At a campaign event earlier this month at a hilly neighborhood on Tijuana’s inland outskirts, people of all ages – and one stray dog – gathered around an SUV carrying Julián Leyzaola, the city’s former police chief who’s now running for mayor. He’s promising more safety and less corruption to a city that is yearning for both.
“If you don’t want to vote for me, don’t. But it’s important that you go out and vote,” Leyzaola told the small crowd.
Persuading people to vote is tough in Tijuana, where turnouts are usually low. The election is June 5. A victory for Leyzaola would be noteworthy for several reasons. Here are three things to know about him.
He’s infamously tough on crime.
If there’s one thing Leyzaola is known for, it’s the allegedly ruthless methods he used during tenures as police chief in Tijuana and Ciudad Juárez to fight drug trafficking, crime and corruption.
A 2010 New Yorker profile probed claims of extrajudicial methods he used to quell corruption among police ranks. Police officers said they lost jobs, were locked up without trials and forced, under torture, to reveal the names of bad cops.

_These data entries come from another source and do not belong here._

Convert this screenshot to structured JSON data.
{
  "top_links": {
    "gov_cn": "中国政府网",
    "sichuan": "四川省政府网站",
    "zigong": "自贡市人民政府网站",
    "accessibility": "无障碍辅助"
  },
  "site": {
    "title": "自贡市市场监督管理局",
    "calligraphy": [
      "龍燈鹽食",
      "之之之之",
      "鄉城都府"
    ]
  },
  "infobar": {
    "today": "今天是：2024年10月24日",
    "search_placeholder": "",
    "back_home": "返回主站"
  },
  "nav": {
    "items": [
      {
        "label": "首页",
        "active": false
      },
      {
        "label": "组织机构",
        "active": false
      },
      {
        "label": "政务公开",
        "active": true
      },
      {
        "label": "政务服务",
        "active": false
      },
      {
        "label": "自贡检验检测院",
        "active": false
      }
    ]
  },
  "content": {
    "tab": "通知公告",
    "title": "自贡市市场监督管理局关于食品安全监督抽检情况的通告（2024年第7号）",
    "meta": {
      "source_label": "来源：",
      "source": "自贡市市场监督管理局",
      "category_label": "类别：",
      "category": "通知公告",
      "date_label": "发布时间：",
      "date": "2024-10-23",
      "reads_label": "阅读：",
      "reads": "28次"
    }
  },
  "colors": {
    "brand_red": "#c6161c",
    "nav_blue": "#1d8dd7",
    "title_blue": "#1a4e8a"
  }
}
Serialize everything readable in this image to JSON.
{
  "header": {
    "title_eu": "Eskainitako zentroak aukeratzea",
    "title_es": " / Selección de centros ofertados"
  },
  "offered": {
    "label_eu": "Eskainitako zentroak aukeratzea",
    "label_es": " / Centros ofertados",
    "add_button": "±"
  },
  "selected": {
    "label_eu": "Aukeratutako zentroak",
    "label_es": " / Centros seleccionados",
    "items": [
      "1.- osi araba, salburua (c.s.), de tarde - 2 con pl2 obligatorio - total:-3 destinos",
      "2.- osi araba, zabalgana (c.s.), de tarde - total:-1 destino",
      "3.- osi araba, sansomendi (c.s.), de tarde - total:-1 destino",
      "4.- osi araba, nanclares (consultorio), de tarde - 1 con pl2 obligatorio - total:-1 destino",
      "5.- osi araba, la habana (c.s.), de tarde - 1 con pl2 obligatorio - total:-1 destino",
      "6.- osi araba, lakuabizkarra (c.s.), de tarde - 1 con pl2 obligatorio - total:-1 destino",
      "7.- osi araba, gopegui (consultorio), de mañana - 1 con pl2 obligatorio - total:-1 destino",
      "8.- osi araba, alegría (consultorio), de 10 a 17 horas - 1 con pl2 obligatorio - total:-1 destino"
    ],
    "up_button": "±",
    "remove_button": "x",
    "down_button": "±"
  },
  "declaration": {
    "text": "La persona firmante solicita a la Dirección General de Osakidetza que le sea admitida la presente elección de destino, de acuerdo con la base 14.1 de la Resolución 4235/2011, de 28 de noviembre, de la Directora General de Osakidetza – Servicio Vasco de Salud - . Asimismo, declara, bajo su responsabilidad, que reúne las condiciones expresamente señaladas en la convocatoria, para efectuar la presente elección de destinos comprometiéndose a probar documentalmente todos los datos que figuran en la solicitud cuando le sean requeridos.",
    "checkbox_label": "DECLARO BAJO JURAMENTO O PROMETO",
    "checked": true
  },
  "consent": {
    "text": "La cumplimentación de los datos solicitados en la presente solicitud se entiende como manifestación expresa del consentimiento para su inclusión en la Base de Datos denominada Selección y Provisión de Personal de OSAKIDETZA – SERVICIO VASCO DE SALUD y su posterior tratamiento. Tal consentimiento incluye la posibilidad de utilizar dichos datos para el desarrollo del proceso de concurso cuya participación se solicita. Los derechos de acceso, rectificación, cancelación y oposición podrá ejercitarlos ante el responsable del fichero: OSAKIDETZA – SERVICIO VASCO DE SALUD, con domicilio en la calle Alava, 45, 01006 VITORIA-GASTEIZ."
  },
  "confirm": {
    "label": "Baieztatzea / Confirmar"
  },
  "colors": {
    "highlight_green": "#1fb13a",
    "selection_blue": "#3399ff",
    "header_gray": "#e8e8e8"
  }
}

In 2011, Human Rights Watch issued a report that detailed Leyzaola’s alleged abuses. It included praise from the then-mayor of Ciudad Juarez, who said he was aware of the torture claims, but not hung up on them.